A word or expression thought by its user to be more refined than another, as in expectorate for spit.


a word or phrase used in place of a less genteel one


(dʒɛnˈti lɪz əm)

a word or phrase used in place of another, supposedly less genteel term.

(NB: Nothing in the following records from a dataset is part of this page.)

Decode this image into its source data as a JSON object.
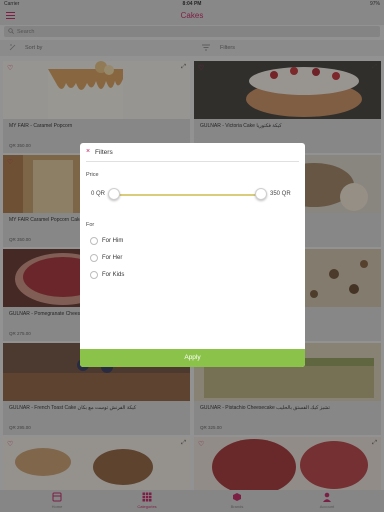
{
  "status_bar": {
    "carrier": "Carrier",
    "time": "8:04 PM",
    "battery": "97%"
  },
  "header": {
    "title": "Cakes"
  },
  "search": {
    "placeholder": "Search"
  },
  "sort_filter": {
    "sort_label": "Sort by",
    "filter_label": "Filters"
  },
  "products": [
    {
      "name": "MY FAIR - Caramel Popcorn",
      "price": "QR 350.00"
    },
    {
      "name": "GULNAR - Victoria Cake كيكة فكتوريا",
      "price": "QR 350.00"
    },
    {
      "name": "MY FAIR Caramel Popcorn Cake",
      "price": "QR 350.00"
    },
    {
      "name": "كيكة",
      "price": ""
    },
    {
      "name": "GULNAR - Pomegranate Cheesecake",
      "price": "QR 275.00"
    },
    {
      "name": "",
      "price": ""
    },
    {
      "name": "GULNAR - French Toast Cake كيكة الفرنش توست مع بكان",
      "price": "QR 295.00"
    },
    {
      "name": "GULNAR - Pistachio Cheesecake تشيز كيك الفستق بالحليب",
      "price": "QR 325.00"
    },
    {
      "name": "",
      "price": ""
    },
    {
      "name": "",
      "price": ""
    }
  ],
  "filter_modal": {
    "title": "Filters",
    "close_symbol": "×",
    "price_label": "Price",
    "price_min": "0 QR",
    "price_max": "350 QR",
    "for_label": "For",
    "options": [
      "For Him",
      "For Her",
      "For Kids"
    ],
    "apply_label": "Apply",
    "slider_color": "#d9cc7a",
    "apply_color": "#8bc34a"
  },
  "tabs": [
    {
      "label": "Home",
      "icon": "home-icon",
      "active": false
    },
    {
      "label": "Categories",
      "icon": "grid-icon",
      "active": true
    },
    {
      "label": "Brands",
      "icon": "brands-icon",
      "active": false
    },
    {
      "label": "Account",
      "icon": "account-icon",
      "active": false
    }
  ],
  "colors": {
    "brand": "#c2185b",
    "apply": "#8bc34a"
  }
}
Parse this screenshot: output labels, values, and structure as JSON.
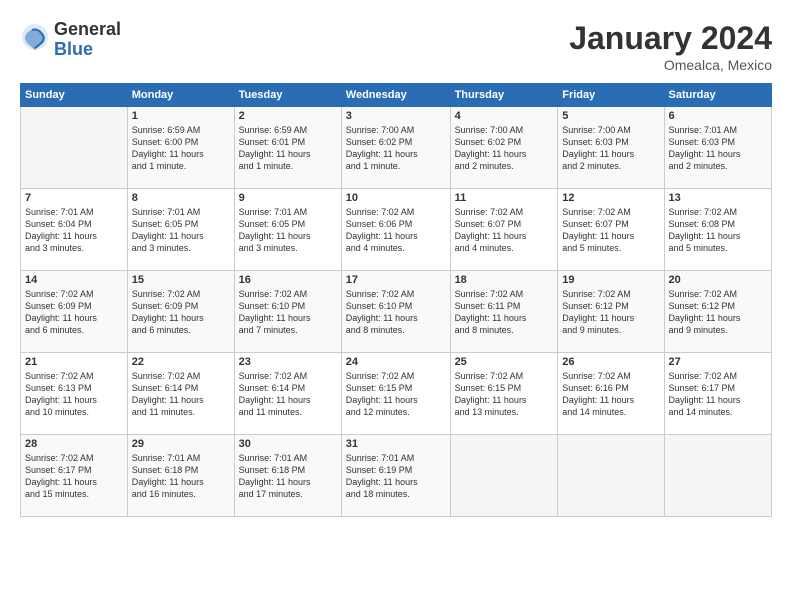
{
  "logo": {
    "general": "General",
    "blue": "Blue"
  },
  "title": "January 2024",
  "subtitle": "Omealca, Mexico",
  "days_header": [
    "Sunday",
    "Monday",
    "Tuesday",
    "Wednesday",
    "Thursday",
    "Friday",
    "Saturday"
  ],
  "weeks": [
    [
      {
        "day": "",
        "info": ""
      },
      {
        "day": "1",
        "info": "Sunrise: 6:59 AM\nSunset: 6:00 PM\nDaylight: 11 hours\nand 1 minute."
      },
      {
        "day": "2",
        "info": "Sunrise: 6:59 AM\nSunset: 6:01 PM\nDaylight: 11 hours\nand 1 minute."
      },
      {
        "day": "3",
        "info": "Sunrise: 7:00 AM\nSunset: 6:02 PM\nDaylight: 11 hours\nand 1 minute."
      },
      {
        "day": "4",
        "info": "Sunrise: 7:00 AM\nSunset: 6:02 PM\nDaylight: 11 hours\nand 2 minutes."
      },
      {
        "day": "5",
        "info": "Sunrise: 7:00 AM\nSunset: 6:03 PM\nDaylight: 11 hours\nand 2 minutes."
      },
      {
        "day": "6",
        "info": "Sunrise: 7:01 AM\nSunset: 6:03 PM\nDaylight: 11 hours\nand 2 minutes."
      }
    ],
    [
      {
        "day": "7",
        "info": "Sunrise: 7:01 AM\nSunset: 6:04 PM\nDaylight: 11 hours\nand 3 minutes."
      },
      {
        "day": "8",
        "info": "Sunrise: 7:01 AM\nSunset: 6:05 PM\nDaylight: 11 hours\nand 3 minutes."
      },
      {
        "day": "9",
        "info": "Sunrise: 7:01 AM\nSunset: 6:05 PM\nDaylight: 11 hours\nand 3 minutes."
      },
      {
        "day": "10",
        "info": "Sunrise: 7:02 AM\nSunset: 6:06 PM\nDaylight: 11 hours\nand 4 minutes."
      },
      {
        "day": "11",
        "info": "Sunrise: 7:02 AM\nSunset: 6:07 PM\nDaylight: 11 hours\nand 4 minutes."
      },
      {
        "day": "12",
        "info": "Sunrise: 7:02 AM\nSunset: 6:07 PM\nDaylight: 11 hours\nand 5 minutes."
      },
      {
        "day": "13",
        "info": "Sunrise: 7:02 AM\nSunset: 6:08 PM\nDaylight: 11 hours\nand 5 minutes."
      }
    ],
    [
      {
        "day": "14",
        "info": "Sunrise: 7:02 AM\nSunset: 6:09 PM\nDaylight: 11 hours\nand 6 minutes."
      },
      {
        "day": "15",
        "info": "Sunrise: 7:02 AM\nSunset: 6:09 PM\nDaylight: 11 hours\nand 6 minutes."
      },
      {
        "day": "16",
        "info": "Sunrise: 7:02 AM\nSunset: 6:10 PM\nDaylight: 11 hours\nand 7 minutes."
      },
      {
        "day": "17",
        "info": "Sunrise: 7:02 AM\nSunset: 6:10 PM\nDaylight: 11 hours\nand 8 minutes."
      },
      {
        "day": "18",
        "info": "Sunrise: 7:02 AM\nSunset: 6:11 PM\nDaylight: 11 hours\nand 8 minutes."
      },
      {
        "day": "19",
        "info": "Sunrise: 7:02 AM\nSunset: 6:12 PM\nDaylight: 11 hours\nand 9 minutes."
      },
      {
        "day": "20",
        "info": "Sunrise: 7:02 AM\nSunset: 6:12 PM\nDaylight: 11 hours\nand 9 minutes."
      }
    ],
    [
      {
        "day": "21",
        "info": "Sunrise: 7:02 AM\nSunset: 6:13 PM\nDaylight: 11 hours\nand 10 minutes."
      },
      {
        "day": "22",
        "info": "Sunrise: 7:02 AM\nSunset: 6:14 PM\nDaylight: 11 hours\nand 11 minutes."
      },
      {
        "day": "23",
        "info": "Sunrise: 7:02 AM\nSunset: 6:14 PM\nDaylight: 11 hours\nand 11 minutes."
      },
      {
        "day": "24",
        "info": "Sunrise: 7:02 AM\nSunset: 6:15 PM\nDaylight: 11 hours\nand 12 minutes."
      },
      {
        "day": "25",
        "info": "Sunrise: 7:02 AM\nSunset: 6:15 PM\nDaylight: 11 hours\nand 13 minutes."
      },
      {
        "day": "26",
        "info": "Sunrise: 7:02 AM\nSunset: 6:16 PM\nDaylight: 11 hours\nand 14 minutes."
      },
      {
        "day": "27",
        "info": "Sunrise: 7:02 AM\nSunset: 6:17 PM\nDaylight: 11 hours\nand 14 minutes."
      }
    ],
    [
      {
        "day": "28",
        "info": "Sunrise: 7:02 AM\nSunset: 6:17 PM\nDaylight: 11 hours\nand 15 minutes."
      },
      {
        "day": "29",
        "info": "Sunrise: 7:01 AM\nSunset: 6:18 PM\nDaylight: 11 hours\nand 16 minutes."
      },
      {
        "day": "30",
        "info": "Sunrise: 7:01 AM\nSunset: 6:18 PM\nDaylight: 11 hours\nand 17 minutes."
      },
      {
        "day": "31",
        "info": "Sunrise: 7:01 AM\nSunset: 6:19 PM\nDaylight: 11 hours\nand 18 minutes."
      },
      {
        "day": "",
        "info": ""
      },
      {
        "day": "",
        "info": ""
      },
      {
        "day": "",
        "info": ""
      }
    ]
  ]
}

1. the deliberate use of a word or phrase as a substitute for one thought to be less proper, if not coarse, as male cow for buil or limb for leg.
2. an instance of such substitution.
See also: Language
a polished style and graceful form in literary works.
See also: Literary Style
References in periodicals archive ?
Such apparent lapses in literary realism have been either condemned by more radical critics as symptoms of its complicity in racism with the dominant social forces, or more often condoned as slips caused by the residual genteelism that failed to tune in to realism's avowed humanitarian aspirations.
In Modern English Usage, Henry Fowler was often misled by his own personal preferences, and proved wrong by history--as in his subjective belief that "Chiropodist is a barbarism and a genteelism.
But I forbear to animadvert further on the disgraceful performance of this fons et origo of the new genteelism, as the job has already been done so splendidly by Leon Wieseltier on the back page of The New Republic.
Time magazine film critic Richard Schickel recalls "New Yorker" as "the Langdon Street (Madison's fraternity row) genteelism for Jews" as part of his Wisconsin experience in the early 1950s.
Rolfe, for Perloff, synedochically represents a "radical political" wing doomed by its weak repetition of 1890s genteelism to poetic and political failure.